■ EXERCISE
Repeat every entry word for word, but leave the images out of your copy.

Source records
______________________________

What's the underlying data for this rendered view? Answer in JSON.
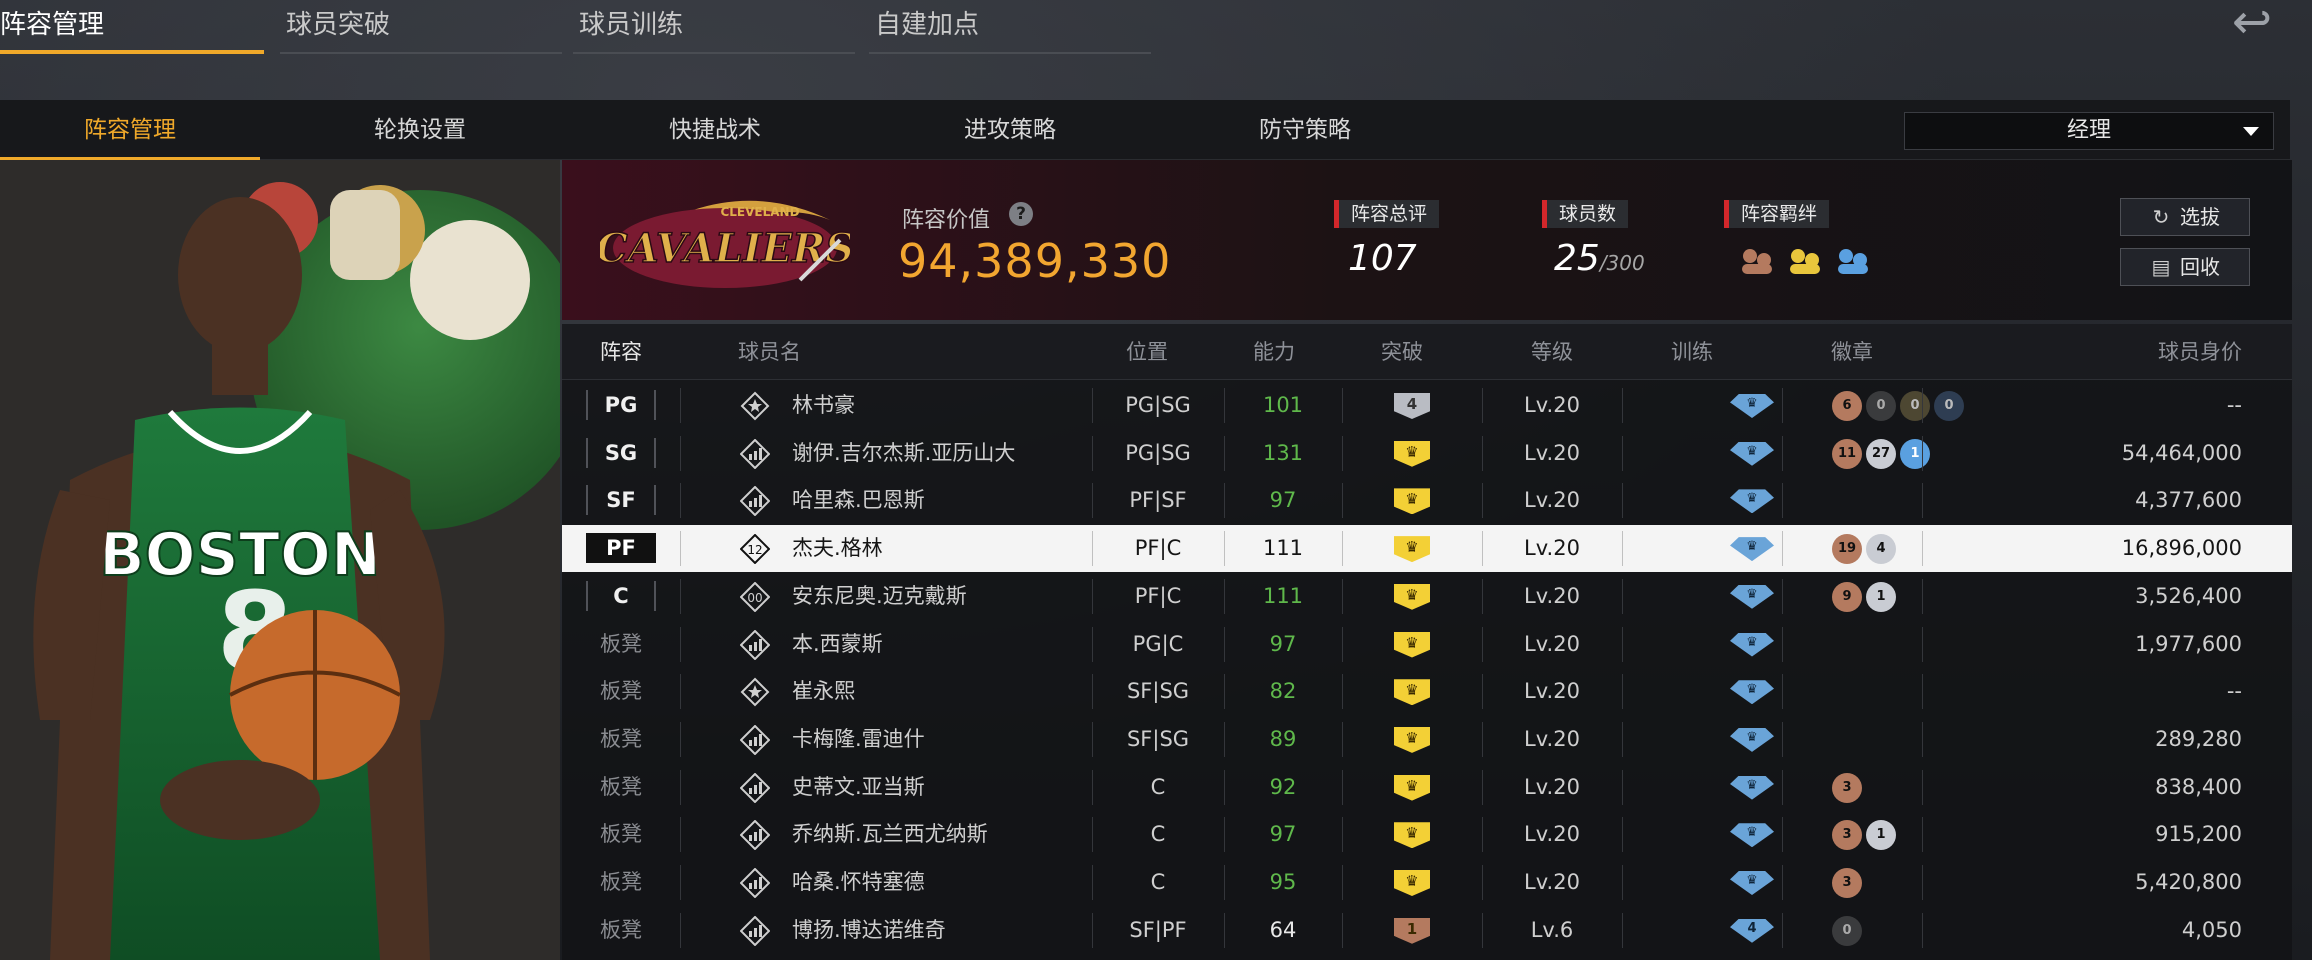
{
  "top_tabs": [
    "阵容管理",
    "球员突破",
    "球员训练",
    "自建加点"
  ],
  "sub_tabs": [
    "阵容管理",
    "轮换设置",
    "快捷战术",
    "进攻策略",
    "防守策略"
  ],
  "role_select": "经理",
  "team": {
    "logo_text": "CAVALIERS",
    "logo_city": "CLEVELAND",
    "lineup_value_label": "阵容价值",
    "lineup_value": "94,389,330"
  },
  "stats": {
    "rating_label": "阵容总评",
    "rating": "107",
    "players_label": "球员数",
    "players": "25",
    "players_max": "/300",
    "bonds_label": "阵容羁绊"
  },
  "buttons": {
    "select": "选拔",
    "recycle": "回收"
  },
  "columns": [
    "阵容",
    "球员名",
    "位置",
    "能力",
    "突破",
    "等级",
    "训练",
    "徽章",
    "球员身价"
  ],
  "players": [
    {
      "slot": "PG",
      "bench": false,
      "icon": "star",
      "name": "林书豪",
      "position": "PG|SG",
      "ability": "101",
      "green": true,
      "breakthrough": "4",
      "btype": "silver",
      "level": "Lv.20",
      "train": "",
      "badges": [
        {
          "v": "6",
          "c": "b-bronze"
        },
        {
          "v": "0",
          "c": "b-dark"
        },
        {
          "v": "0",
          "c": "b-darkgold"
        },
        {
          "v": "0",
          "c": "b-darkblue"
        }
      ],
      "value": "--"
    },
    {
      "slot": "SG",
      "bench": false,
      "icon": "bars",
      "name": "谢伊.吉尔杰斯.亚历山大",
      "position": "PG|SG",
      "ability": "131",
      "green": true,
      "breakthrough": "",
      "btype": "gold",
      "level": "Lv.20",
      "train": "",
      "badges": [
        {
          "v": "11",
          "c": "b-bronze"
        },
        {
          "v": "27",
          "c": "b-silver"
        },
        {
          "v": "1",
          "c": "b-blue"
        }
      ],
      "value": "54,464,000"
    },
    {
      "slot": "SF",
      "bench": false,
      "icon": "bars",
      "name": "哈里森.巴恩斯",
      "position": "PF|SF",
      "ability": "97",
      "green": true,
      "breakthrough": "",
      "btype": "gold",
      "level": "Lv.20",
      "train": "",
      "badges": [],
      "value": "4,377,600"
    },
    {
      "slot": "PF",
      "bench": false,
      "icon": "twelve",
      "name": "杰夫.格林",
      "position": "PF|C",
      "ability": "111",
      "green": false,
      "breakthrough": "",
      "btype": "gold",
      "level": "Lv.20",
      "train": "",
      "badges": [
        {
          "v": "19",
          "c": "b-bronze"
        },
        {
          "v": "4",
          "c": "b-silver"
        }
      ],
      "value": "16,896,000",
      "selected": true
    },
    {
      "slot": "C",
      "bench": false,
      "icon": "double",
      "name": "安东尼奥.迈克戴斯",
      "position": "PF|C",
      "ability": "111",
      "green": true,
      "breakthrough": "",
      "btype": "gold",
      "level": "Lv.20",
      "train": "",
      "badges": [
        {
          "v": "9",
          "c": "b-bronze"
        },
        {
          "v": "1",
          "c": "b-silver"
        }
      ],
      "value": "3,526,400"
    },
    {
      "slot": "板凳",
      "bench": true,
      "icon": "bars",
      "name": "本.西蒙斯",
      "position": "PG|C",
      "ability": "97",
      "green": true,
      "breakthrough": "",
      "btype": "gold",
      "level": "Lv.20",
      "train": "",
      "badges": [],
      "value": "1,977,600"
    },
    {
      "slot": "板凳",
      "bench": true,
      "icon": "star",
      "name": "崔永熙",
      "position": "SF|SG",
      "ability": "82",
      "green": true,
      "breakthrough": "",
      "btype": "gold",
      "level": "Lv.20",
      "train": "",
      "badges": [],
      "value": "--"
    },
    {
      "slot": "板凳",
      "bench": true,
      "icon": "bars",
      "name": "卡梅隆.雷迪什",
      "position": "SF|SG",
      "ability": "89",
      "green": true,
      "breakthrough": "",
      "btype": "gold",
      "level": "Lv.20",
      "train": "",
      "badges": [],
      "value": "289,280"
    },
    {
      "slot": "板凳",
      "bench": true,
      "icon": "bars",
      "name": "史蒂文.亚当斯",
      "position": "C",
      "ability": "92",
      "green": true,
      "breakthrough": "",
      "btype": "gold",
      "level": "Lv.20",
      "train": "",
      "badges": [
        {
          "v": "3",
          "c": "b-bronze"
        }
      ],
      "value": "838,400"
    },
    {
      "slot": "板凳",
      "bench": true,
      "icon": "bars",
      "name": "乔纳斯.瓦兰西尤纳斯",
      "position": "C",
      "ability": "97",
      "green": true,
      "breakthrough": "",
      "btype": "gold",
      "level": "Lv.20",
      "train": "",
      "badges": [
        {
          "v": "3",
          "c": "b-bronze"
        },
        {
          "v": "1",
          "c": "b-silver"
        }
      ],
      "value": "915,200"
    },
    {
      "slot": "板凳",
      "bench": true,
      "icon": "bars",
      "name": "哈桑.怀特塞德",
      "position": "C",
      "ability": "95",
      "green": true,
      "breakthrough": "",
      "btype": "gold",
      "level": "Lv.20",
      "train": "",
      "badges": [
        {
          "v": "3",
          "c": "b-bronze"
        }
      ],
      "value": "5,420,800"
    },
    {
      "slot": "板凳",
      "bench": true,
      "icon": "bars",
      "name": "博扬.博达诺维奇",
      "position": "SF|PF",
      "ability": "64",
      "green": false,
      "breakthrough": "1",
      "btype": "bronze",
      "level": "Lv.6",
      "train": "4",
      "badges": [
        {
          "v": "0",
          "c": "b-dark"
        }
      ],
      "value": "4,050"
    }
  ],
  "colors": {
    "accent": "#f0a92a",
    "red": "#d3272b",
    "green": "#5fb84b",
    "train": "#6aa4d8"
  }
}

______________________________

■ SOLUTION FOR THIS TASK
What's the underlying data for this rendered view? Answer in JSON.
{
  "top_tabs": [
    "阵容管理",
    "球员突破",
    "球员训练",
    "自建加点"
  ],
  "sub_tabs": [
    "阵容管理",
    "轮换设置",
    "快捷战术",
    "进攻策略",
    "防守策略"
  ],
  "role_select": "经理",
  "team": {
    "logo_text": "CAVALIERS",
    "logo_city": "CLEVELAND",
    "lineup_value_label": "阵容价值",
    "lineup_value": "94,389,330"
  },
  "stats": {
    "rating_label": "阵容总评",
    "rating": "107",
    "players_label": "球员数",
    "players": "25",
    "players_max": "/300",
    "bonds_label": "阵容羁绊"
  },
  "buttons": {
    "select": "选拔",
    "recycle": "回收"
  },
  "columns": [
    "阵容",
    "球员名",
    "位置",
    "能力",
    "突破",
    "等级",
    "训练",
    "徽章",
    "球员身价"
  ],
  "players": [
    {
      "slot": "PG",
      "bench": false,
      "icon": "star",
      "name": "林书豪",
      "position": "PG|SG",
      "ability": "101",
      "green": true,
      "breakthrough": "4",
      "btype": "silver",
      "level": "Lv.20",
      "train": "",
      "badges": [
        {
          "v": "6",
          "c": "b-bronze"
        },
        {
          "v": "0",
          "c": "b-dark"
        },
        {
          "v": "0",
          "c": "b-darkgold"
        },
        {
          "v": "0",
          "c": "b-darkblue"
        }
      ],
      "value": "--"
    },
    {
      "slot": "SG",
      "bench": false,
      "icon": "bars",
      "name": "谢伊.吉尔杰斯.亚历山大",
      "position": "PG|SG",
      "ability": "131",
      "green": true,
      "breakthrough": "",
      "btype": "gold",
      "level": "Lv.20",
      "train": "",
      "badges": [
        {
          "v": "11",
          "c": "b-bronze"
        },
        {
          "v": "27",
          "c": "b-silver"
        },
        {
          "v": "1",
          "c": "b-blue"
        }
      ],
      "value": "54,464,000"
    },
    {
      "slot": "SF",
      "bench": false,
      "icon": "bars",
      "name": "哈里森.巴恩斯",
      "position": "PF|SF",
      "ability": "97",
      "green": true,
      "breakthrough": "",
      "btype": "gold",
      "level": "Lv.20",
      "train": "",
      "badges": [],
      "value": "4,377,600"
    },
    {
      "slot": "PF",
      "bench": false,
      "icon": "twelve",
      "name": "杰夫.格林",
      "position": "PF|C",
      "ability": "111",
      "green": false,
      "breakthrough": "",
      "btype": "gold",
      "level": "Lv.20",
      "train": "",
      "badges": [
        {
          "v": "19",
          "c": "b-bronze"
        },
        {
          "v": "4",
          "c": "b-silver"
        }
      ],
      "value": "16,896,000",
      "selected": true
    },
    {
      "slot": "C",
      "bench": false,
      "icon": "double",
      "name": "安东尼奥.迈克戴斯",
      "position": "PF|C",
      "ability": "111",
      "green": true,
      "breakthrough": "",
      "btype": "gold",
      "level": "Lv.20",
      "train": "",
      "badges": [
        {
          "v": "9",
          "c": "b-bronze"
        },
        {
          "v": "1",
          "c": "b-silver"
        }
      ],
      "value": "3,526,400"
    },
    {
      "slot": "板凳",
      "bench": true,
      "icon": "bars",
      "name": "本.西蒙斯",
      "position": "PG|C",
      "ability": "97",
      "green": true,
      "breakthrough": "",
      "btype": "gold",
      "level": "Lv.20",
      "train": "",
      "badges": [],
      "value": "1,977,600"
    },
    {
      "slot": "板凳",
      "bench": true,
      "icon": "star",
      "name": "崔永熙",
      "position": "SF|SG",
      "ability": "82",
      "green": true,
      "breakthrough": "",
      "btype": "gold",
      "level": "Lv.20",
      "train": "",
      "badges": [],
      "value": "--"
    },
    {
      "slot": "板凳",
      "bench": true,
      "icon": "bars",
      "name": "卡梅隆.雷迪什",
      "position": "SF|SG",
      "ability": "89",
      "green": true,
      "breakthrough": "",
      "btype": "gold",
      "level": "Lv.20",
      "train": "",
      "badges": [],
      "value": "289,280"
    },
    {
      "slot": "板凳",
      "bench": true,
      "icon": "bars",
      "name": "史蒂文.亚当斯",
      "position": "C",
      "ability": "92",
      "green": true,
      "breakthrough": "",
      "btype": "gold",
      "level": "Lv.20",
      "train": "",
      "badges": [
        {
          "v": "3",
          "c": "b-bronze"
        }
      ],
      "value": "838,400"
    },
    {
      "slot": "板凳",
      "bench": true,
      "icon": "bars",
      "name": "乔纳斯.瓦兰西尤纳斯",
      "position": "C",
      "ability": "97",
      "green": true,
      "breakthrough": "",
      "btype": "gold",
      "level": "Lv.20",
      "train": "",
      "badges": [
        {
          "v": "3",
          "c": "b-bronze"
        },
        {
          "v": "1",
          "c": "b-silver"
        }
      ],
      "value": "915,200"
    },
    {
      "slot": "板凳",
      "bench": true,
      "icon": "bars",
      "name": "哈桑.怀特塞德",
      "position": "C",
      "ability": "95",
      "green": true,
      "breakthrough": "",
      "btype": "gold",
      "level": "Lv.20",
      "train": "",
      "badges": [
        {
          "v": "3",
          "c": "b-bronze"
        }
      ],
      "value": "5,420,800"
    },
    {
      "slot": "板凳",
      "bench": true,
      "icon": "bars",
      "name": "博扬.博达诺维奇",
      "position": "SF|PF",
      "ability": "64",
      "green": false,
      "breakthrough": "1",
      "btype": "bronze",
      "level": "Lv.6",
      "train": "4",
      "badges": [
        {
          "v": "0",
          "c": "b-dark"
        }
      ],
      "value": "4,050"
    }
  ],
  "colors": {
    "accent": "#f0a92a",
    "red": "#d3272b",
    "green": "#5fb84b",
    "train": "#6aa4d8"
  }
}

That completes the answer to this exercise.